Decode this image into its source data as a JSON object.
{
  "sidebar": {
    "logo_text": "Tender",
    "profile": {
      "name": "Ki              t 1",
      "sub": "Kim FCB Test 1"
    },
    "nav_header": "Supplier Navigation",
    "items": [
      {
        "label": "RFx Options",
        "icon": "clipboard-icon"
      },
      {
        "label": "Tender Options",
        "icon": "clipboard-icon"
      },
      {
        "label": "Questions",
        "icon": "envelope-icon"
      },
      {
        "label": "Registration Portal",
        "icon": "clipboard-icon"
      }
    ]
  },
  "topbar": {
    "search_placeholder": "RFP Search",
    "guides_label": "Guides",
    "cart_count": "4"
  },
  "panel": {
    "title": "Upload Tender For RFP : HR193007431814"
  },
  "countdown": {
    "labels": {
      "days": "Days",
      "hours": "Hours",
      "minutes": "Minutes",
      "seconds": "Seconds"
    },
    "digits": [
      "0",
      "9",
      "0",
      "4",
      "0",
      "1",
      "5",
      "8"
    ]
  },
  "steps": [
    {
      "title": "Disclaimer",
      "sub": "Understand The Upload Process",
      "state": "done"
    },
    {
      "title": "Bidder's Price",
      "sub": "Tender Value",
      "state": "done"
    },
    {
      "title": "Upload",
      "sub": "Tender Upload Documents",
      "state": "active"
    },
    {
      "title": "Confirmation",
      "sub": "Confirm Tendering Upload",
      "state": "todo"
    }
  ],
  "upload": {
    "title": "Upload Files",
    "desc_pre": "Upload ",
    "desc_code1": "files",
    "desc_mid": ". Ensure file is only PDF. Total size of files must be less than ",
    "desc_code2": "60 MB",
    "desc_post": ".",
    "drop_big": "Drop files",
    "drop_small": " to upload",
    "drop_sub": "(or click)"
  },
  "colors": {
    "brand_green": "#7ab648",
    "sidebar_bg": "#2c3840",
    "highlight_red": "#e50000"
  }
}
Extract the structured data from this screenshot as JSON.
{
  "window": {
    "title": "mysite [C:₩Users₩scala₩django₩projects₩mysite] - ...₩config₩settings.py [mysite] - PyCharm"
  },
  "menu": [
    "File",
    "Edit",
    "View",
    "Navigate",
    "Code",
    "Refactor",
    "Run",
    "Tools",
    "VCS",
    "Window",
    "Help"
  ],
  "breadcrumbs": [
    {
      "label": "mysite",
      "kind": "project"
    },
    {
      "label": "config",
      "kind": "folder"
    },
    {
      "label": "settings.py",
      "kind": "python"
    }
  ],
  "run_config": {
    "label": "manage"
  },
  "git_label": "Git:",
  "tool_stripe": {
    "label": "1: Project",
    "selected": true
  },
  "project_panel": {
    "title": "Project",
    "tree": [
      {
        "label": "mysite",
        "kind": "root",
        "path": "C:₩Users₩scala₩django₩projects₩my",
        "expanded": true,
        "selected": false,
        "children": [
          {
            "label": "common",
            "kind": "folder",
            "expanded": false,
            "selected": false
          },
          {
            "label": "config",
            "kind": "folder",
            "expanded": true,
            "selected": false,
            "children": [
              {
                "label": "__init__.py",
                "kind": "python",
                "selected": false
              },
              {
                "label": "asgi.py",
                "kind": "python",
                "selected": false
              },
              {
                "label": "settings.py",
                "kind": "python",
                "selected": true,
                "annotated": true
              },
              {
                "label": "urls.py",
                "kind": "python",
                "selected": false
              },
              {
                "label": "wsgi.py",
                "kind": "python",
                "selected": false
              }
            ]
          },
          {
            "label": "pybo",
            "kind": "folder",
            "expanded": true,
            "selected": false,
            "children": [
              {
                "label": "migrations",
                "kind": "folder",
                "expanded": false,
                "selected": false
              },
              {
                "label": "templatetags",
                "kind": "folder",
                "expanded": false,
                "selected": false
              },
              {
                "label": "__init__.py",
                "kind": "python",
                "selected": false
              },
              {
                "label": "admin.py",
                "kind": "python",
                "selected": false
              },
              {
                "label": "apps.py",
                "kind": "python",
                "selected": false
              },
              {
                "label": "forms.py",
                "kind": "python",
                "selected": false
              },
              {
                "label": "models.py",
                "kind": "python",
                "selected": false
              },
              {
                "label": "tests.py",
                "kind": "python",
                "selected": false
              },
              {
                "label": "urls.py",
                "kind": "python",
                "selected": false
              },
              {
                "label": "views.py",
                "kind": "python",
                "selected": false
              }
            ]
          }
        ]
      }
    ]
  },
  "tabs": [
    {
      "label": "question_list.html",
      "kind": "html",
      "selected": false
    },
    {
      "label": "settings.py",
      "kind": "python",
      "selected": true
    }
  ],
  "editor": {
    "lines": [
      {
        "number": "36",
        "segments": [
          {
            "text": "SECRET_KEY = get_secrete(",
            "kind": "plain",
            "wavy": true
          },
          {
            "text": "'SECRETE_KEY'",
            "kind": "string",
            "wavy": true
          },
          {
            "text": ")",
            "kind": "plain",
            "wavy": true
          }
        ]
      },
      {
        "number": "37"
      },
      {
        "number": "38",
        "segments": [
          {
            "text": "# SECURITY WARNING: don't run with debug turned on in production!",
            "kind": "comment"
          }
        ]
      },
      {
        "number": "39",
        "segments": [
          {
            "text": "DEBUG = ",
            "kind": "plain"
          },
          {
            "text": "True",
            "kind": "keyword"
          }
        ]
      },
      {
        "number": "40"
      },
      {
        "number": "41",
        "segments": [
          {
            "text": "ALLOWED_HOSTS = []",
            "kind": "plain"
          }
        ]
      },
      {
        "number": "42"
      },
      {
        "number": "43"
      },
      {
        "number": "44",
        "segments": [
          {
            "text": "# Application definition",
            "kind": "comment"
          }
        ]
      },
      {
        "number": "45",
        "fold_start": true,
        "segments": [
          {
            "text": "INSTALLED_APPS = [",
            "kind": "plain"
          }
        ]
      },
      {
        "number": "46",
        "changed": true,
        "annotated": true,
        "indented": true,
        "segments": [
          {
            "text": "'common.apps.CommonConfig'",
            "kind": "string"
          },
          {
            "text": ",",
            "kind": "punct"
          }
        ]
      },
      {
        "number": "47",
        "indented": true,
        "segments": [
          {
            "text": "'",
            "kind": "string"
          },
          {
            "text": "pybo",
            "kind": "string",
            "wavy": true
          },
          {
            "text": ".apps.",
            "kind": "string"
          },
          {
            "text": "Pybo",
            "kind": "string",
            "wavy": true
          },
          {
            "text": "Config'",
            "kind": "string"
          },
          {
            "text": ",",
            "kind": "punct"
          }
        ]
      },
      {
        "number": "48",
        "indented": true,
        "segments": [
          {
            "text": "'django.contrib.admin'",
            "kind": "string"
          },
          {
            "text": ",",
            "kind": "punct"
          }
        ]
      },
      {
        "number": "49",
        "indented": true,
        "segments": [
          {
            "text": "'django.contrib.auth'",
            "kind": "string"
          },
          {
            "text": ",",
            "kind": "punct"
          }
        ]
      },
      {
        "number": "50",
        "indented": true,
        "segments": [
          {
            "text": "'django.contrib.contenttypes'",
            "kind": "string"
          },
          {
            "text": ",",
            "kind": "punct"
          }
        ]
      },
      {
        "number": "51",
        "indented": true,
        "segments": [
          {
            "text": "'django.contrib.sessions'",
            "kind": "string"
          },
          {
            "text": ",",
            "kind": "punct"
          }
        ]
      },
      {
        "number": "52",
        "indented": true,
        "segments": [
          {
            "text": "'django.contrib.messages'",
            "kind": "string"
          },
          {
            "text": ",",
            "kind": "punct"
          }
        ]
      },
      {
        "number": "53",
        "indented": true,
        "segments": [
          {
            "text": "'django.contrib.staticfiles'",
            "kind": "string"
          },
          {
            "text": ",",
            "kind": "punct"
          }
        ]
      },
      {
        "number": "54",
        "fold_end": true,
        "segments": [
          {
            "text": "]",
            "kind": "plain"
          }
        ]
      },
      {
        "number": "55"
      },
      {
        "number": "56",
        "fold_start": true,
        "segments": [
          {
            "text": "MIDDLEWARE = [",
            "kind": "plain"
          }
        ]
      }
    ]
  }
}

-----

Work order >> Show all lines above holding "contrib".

Task solution >>
            "text": "'django.contrib.admin'",
            "text": "'django.contrib.auth'",
            "text": "'django.contrib.contenttypes'",
            "text": "'django.contrib.sessions'",
            "text": "'django.contrib.messages'",
            "text": "'django.contrib.staticfiles'",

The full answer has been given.